**REQUIRED ACTION:**
Reproduce each entry below in full, exactly as it was given.

**DATA LISTING:**

# # # # # # #

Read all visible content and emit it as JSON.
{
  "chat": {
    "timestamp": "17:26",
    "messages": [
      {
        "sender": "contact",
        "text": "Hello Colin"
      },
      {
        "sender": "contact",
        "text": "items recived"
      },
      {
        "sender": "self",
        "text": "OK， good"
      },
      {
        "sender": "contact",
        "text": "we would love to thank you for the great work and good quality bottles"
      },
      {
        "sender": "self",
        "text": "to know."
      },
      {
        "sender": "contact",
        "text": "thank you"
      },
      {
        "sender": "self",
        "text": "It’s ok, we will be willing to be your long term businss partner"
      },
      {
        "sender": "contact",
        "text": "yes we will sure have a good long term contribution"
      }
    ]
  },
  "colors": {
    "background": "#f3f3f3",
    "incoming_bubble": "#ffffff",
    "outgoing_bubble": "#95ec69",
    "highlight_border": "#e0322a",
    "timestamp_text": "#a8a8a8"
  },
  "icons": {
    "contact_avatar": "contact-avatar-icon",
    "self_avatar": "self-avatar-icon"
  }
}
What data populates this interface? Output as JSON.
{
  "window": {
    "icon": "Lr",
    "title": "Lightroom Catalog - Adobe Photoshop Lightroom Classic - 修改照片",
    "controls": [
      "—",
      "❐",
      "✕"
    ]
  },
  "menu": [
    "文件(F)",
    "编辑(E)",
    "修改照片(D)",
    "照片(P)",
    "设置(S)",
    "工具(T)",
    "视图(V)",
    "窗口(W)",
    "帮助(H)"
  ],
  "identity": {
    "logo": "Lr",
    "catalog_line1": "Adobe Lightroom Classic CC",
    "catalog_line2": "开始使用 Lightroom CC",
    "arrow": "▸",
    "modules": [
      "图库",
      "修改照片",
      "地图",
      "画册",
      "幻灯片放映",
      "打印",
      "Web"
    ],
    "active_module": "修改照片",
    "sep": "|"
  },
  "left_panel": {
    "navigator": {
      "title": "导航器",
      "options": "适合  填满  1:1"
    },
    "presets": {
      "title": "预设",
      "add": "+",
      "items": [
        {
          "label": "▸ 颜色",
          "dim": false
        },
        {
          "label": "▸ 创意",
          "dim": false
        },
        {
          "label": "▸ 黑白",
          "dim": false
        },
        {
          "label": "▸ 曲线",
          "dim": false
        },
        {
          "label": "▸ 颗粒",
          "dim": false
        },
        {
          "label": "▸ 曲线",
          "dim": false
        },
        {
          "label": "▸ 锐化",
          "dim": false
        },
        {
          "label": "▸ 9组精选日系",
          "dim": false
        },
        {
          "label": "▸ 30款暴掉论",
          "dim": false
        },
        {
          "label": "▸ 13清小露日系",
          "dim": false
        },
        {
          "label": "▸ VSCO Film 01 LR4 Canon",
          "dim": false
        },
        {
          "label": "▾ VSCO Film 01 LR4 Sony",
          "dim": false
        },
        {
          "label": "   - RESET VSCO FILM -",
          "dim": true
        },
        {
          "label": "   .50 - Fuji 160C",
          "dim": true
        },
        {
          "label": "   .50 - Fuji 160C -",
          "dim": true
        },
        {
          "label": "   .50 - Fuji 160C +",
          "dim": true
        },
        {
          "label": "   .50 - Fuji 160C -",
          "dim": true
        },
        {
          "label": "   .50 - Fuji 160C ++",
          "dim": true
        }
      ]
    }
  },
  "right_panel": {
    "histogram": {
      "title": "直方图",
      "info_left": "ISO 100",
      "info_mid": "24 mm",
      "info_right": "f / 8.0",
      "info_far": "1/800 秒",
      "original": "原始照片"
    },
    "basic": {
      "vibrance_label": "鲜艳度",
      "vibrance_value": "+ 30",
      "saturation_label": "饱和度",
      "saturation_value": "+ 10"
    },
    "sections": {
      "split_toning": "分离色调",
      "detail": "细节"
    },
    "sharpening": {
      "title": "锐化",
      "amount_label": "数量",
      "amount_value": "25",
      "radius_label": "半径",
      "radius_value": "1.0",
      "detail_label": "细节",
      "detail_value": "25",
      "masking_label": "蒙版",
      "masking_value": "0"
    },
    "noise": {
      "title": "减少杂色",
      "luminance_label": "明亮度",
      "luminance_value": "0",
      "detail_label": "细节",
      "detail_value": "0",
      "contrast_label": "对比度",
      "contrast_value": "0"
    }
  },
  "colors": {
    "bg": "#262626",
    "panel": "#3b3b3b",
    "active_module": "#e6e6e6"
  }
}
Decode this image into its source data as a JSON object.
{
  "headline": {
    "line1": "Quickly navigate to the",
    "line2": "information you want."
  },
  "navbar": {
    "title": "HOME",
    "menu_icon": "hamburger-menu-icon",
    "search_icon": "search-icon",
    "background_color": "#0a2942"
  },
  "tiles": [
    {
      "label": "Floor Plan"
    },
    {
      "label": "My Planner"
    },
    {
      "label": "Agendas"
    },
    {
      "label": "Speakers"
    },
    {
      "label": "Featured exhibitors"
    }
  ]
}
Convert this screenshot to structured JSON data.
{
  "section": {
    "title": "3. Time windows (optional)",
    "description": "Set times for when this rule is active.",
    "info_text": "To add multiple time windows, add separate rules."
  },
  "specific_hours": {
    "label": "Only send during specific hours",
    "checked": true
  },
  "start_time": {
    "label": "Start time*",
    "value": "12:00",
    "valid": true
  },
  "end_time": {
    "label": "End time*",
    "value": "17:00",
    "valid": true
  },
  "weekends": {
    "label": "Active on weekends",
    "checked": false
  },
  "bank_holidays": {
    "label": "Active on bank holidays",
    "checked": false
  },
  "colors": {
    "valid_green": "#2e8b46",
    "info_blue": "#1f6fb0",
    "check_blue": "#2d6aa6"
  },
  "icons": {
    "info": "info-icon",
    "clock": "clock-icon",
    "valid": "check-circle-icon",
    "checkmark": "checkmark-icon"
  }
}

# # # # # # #

**ANSWER:**
Read all visible content and emit it as JSON.
{
  "chat": {
    "timestamp": "17:26",
    "messages": [
      {
        "sender": "contact",
        "text": "Hello Colin"
      },
      {
        "sender": "contact",
        "text": "items recived"
      },
      {
        "sender": "self",
        "text": "OK， good"
      },
      {
        "sender": "contact",
        "text": "we would love to thank you for the great work and good quality bottles"
      },
      {
        "sender": "self",
        "text": "to know."
      },
      {
        "sender": "contact",
        "text": "thank you"
      },
      {
        "sender": "self",
        "text": "It’s ok, we will be willing to be your long term businss partner"
      },
      {
        "sender": "contact",
        "text": "yes we will sure have a good long term contribution"
      }
    ]
  },
  "colors": {
    "background": "#f3f3f3",
    "incoming_bubble": "#ffffff",
    "outgoing_bubble": "#95ec69",
    "highlight_border": "#e0322a",
    "timestamp_text": "#a8a8a8"
  },
  "icons": {
    "contact_avatar": "contact-avatar-icon",
    "self_avatar": "self-avatar-icon"
  }
}
What data populates this interface? Output as JSON.
{
  "window": {
    "icon": "Lr",
    "title": "Lightroom Catalog - Adobe Photoshop Lightroom Classic - 修改照片",
    "controls": [
      "—",
      "❐",
      "✕"
    ]
  },
  "menu": [
    "文件(F)",
    "编辑(E)",
    "修改照片(D)",
    "照片(P)",
    "设置(S)",
    "工具(T)",
    "视图(V)",
    "窗口(W)",
    "帮助(H)"
  ],
  "identity": {
    "logo": "Lr",
    "catalog_line1": "Adobe Lightroom Classic CC",
    "catalog_line2": "开始使用 Lightroom CC",
    "arrow": "▸",
    "modules": [
      "图库",
      "修改照片",
      "地图",
      "画册",
      "幻灯片放映",
      "打印",
      "Web"
    ],
    "active_module": "修改照片",
    "sep": "|"
  },
  "left_panel": {
    "navigator": {
      "title": "导航器",
      "options": "适合  填满  1:1"
    },
    "presets": {
      "title": "预设",
      "add": "+",
      "items": [
        {
          "label": "▸ 颜色",
          "dim": false
        },
        {
          "label": "▸ 创意",
          "dim": false
        },
        {
          "label": "▸ 黑白",
          "dim": false
        },
        {
          "label": "▸ 曲线",
          "dim": false
        },
        {
          "label": "▸ 颗粒",
          "dim": false
        },
        {
          "label": "▸ 曲线",
          "dim": false
        },
        {
          "label": "▸ 锐化",
          "dim": false
        },
        {
          "label": "▸ 9组精选日系",
          "dim": false
        },
        {
          "label": "▸ 30款暴掉论",
          "dim": false
        },
        {
          "label": "▸ 13清小露日系",
          "dim": false
        },
        {
          "label": "▸ VSCO Film 01 LR4 Canon",
          "dim": false
        },
        {
          "label": "▾ VSCO Film 01 LR4 Sony",
          "dim": false
        },
        {
          "label": "   - RESET VSCO FILM -",
          "dim": true
        },
        {
          "label": "   .50 - Fuji 160C",
          "dim": true
        },
        {
          "label": "   .50 - Fuji 160C -",
          "dim": true
        },
        {
          "label": "   .50 - Fuji 160C +",
          "dim": true
        },
        {
          "label": "   .50 - Fuji 160C -",
          "dim": true
        },
        {
          "label": "   .50 - Fuji 160C ++",
          "dim": true
        }
      ]
    }
  },
  "right_panel": {
    "histogram": {
      "title": "直方图",
      "info_left": "ISO 100",
      "info_mid": "24 mm",
      "info_right": "f / 8.0",
      "info_far": "1/800 秒",
      "original": "原始照片"
    },
    "basic": {
      "vibrance_label": "鲜艳度",
      "vibrance_value": "+ 30",
      "saturation_label": "饱和度",
      "saturation_value": "+ 10"
    },
    "sections": {
      "split_toning": "分离色调",
      "detail": "细节"
    },
    "sharpening": {
      "title": "锐化",
      "amount_label": "数量",
      "amount_value": "25",
      "radius_label": "半径",
      "radius_value": "1.0",
      "detail_label": "细节",
      "detail_value": "25",
      "masking_label": "蒙版",
      "masking_value": "0"
    },
    "noise": {
      "title": "减少杂色",
      "luminance_label": "明亮度",
      "luminance_value": "0",
      "detail_label": "细节",
      "detail_value": "0",
      "contrast_label": "对比度",
      "contrast_value": "0"
    }
  },
  "colors": {
    "bg": "#262626",
    "panel": "#3b3b3b",
    "active_module": "#e6e6e6"
  }
}
Decode this image into its source data as a JSON object.
{
  "headline": {
    "line1": "Quickly navigate to the",
    "line2": "information you want."
  },
  "navbar": {
    "title": "HOME",
    "menu_icon": "hamburger-menu-icon",
    "search_icon": "search-icon",
    "background_color": "#0a2942"
  },
  "tiles": [
    {
      "label": "Floor Plan"
    },
    {
      "label": "My Planner"
    },
    {
      "label": "Agendas"
    },
    {
      "label": "Speakers"
    },
    {
      "label": "Featured exhibitors"
    }
  ]
}
Convert this screenshot to structured JSON data.
{
  "section": {
    "title": "3. Time windows (optional)",
    "description": "Set times for when this rule is active.",
    "info_text": "To add multiple time windows, add separate rules."
  },
  "specific_hours": {
    "label": "Only send during specific hours",
    "checked": true
  },
  "start_time": {
    "label": "Start time*",
    "value": "12:00",
    "valid": true
  },
  "end_time": {
    "label": "End time*",
    "value": "17:00",
    "valid": true
  },
  "weekends": {
    "label": "Active on weekends",
    "checked": false
  },
  "bank_holidays": {
    "label": "Active on bank holidays",
    "checked": false
  },
  "colors": {
    "valid_green": "#2e8b46",
    "info_blue": "#1f6fb0",
    "check_blue": "#2d6aa6"
  },
  "icons": {
    "info": "info-icon",
    "clock": "clock-icon",
    "valid": "check-circle-icon",
    "checkmark": "checkmark-icon"
  }
}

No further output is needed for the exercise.